Sloane Stephens is your 2017 U.S. Open Tennis Champion and I love it! As she played against Madison Keys, this was deemed as the battle of the future of American tennis. Prior to beating keys though, Stephens beat the legendary Venus Williams. This was the victory that people called a passing of the torch. We see it all the time in student leadership. After that talented senior leader graduates are our clubs, Greek lettered organizations or other positions ready or will they fall apart.  Sometimes it is an amazingly successful transfer and at times that torch is dropped. Sloane Stephens’ victory gave us a few key moments about leadership potentially changing hands.

Embrace The Diversity
We have to always make sure the faces in the room are as multifaceted as possible. Regardless of race, gender, religion, socioeconomic status and more, your leaders passing and receiving the torch should be incredibly diverse. We can’t overlook Sloane Stephens being an African American champion in a sport dominated Eastern European and White women. Madison Keys herself is of mixed race. Create programs on your campus that are inclusive of all. The torch shouldn’t be carried by the same type of hand year after year. 

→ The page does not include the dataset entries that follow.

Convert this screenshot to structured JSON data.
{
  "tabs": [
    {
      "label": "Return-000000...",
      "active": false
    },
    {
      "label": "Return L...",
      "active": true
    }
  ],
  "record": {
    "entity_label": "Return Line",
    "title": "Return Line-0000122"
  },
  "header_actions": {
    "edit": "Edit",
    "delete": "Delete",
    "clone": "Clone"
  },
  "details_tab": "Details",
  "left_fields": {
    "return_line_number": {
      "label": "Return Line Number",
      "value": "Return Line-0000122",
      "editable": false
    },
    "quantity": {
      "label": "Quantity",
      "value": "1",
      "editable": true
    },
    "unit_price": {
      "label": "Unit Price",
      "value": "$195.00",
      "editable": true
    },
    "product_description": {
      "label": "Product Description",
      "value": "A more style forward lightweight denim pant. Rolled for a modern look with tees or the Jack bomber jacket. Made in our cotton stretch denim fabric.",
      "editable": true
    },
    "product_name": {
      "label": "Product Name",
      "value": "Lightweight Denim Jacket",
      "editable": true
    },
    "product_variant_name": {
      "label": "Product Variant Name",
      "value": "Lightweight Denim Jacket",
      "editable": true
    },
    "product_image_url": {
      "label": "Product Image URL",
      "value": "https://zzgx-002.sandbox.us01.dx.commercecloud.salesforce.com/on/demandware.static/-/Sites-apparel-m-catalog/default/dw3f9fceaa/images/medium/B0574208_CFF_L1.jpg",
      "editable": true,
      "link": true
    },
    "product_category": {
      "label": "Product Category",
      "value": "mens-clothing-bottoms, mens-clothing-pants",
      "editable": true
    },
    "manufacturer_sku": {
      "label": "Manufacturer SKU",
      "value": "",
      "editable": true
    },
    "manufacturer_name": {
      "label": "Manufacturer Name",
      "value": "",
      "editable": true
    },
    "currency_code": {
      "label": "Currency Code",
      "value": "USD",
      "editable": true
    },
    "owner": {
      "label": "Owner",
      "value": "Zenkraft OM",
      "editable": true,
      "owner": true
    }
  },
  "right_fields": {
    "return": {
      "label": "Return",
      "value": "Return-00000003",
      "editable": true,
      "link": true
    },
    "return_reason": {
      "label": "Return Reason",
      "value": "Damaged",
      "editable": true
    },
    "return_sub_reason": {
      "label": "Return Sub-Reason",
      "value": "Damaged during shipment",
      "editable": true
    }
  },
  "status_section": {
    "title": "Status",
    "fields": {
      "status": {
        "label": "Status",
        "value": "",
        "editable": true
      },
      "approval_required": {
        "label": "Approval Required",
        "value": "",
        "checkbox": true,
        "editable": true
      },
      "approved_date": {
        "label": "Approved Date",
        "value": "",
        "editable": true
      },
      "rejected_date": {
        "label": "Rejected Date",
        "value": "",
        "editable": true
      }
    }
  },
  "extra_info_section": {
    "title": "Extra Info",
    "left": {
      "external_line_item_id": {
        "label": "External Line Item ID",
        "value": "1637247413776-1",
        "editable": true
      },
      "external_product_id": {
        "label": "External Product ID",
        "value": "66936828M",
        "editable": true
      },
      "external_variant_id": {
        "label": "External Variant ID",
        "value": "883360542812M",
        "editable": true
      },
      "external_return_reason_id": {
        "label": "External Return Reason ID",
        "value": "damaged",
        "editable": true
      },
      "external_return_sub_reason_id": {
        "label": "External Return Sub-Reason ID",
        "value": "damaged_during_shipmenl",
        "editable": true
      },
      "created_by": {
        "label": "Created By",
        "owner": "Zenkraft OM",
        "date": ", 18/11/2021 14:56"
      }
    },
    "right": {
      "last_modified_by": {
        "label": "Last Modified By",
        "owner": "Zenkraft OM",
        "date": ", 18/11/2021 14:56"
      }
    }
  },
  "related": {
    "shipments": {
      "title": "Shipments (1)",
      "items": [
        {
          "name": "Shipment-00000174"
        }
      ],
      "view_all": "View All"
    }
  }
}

The Torch Doesn’t Have To Be One Person
Sloane Stephens just might be the new face of American tennis. Alongside her are other future stars. Madison Keys and Coco Vandeweghe are two other women who played a great tournament and look ready to take American tennis to the next level. Get your team ready. Don’t look to build a few, be prepared to create many. The more torches being passed the brighter the path to success. We run the risk of over saturating our leaders when the focus is only one a couple. They get so tired and overwhelmed that they can’t even lift or carry the torch passed to them. Coalition building is key.

Leaders Can Coexist
Passing the torch doesn’t mean the end of the road. Everyone is talking about Sloan Stephens being the


next great star. As true as this might be, don’t get it twisted. Momma Serena will be back and so will Venus for that matter. It’s great to see the veterans and youth coexist. Encourage your senior level leaders to find some mentees. Create shadow programs to help keep organizations alive. The group I advise on campus has a system in place in which being president is a two-year commitment. You have to be elected as a VP first, learn the role and get prepared to be the president the following year.  We have our student government officers find at least two student leaders who are interested in shadowing them, to keep the flow of leadership constant. Cultivate the relationships that will help make the full torch pass a smooth and effective one.

Competition And Compassion
We often see a student run for office and lose. Then after the loss, they give up on leadership. One of my

(Photo by Michael Heiman/Getty Images)

favorite moments of Sloane Stephens’ winning, was the long embrace she initiated with Madison Keys.She was consoling a friend instead of gloating. When transitioning leadership, surround your new torch bearers with friends and fellow leaders who will be along for the ride but also take lead on that ride as well. My group of orientation leaders this past summer were for the most part not heavily involved and didn’t know each other too well. Not only have I watched them build a bond through friendship but they are talking about how they can run the campus, together. Leadership to the left and leadership to the right. They know that if run into one another in an election or for a position, it’ll never get ugly because love and compassion are in the room.

Comeback leaders
Sloane Stephens went from being ranked 934 to a winner. There were surely many moments as she was injured and lowly ranked that people gave up on her. She missed nearly a year with a foot injury and was forgotten about in some circles. Stephens during her championship acceptance speech talked about the support of her team. Be that team member for students. There was a first-year student I worked with who looked poised to be the next great leader on campus. After doing great work, I found out she had a 1.9 GPA. Instead of giving up on her, a team of educators had her back. She took some time away from extracurricular activities and came back with a 3.3 GPA for her second semester. She’s back this semester and is already showing that she can be focused in and out of the classroom. We will see many students who go through tough times but we can still cultivate them into taking that leadership torch. Leave space for the comeback.

Let’s get our leaders geared up and ready to go!




JeffDess is a the Co Founder of Trill or Not Trill. He’s also a writer, professor, public speaker and emcee of Haitian descent. He is an author of 5 books of poetry, including his latest, Trill Motivation With over ten years of performing and student affairs experience under his belt MrJeffDess continues to strive towards helping students reach their highest potential. For booking information, contact MrJeffDess at or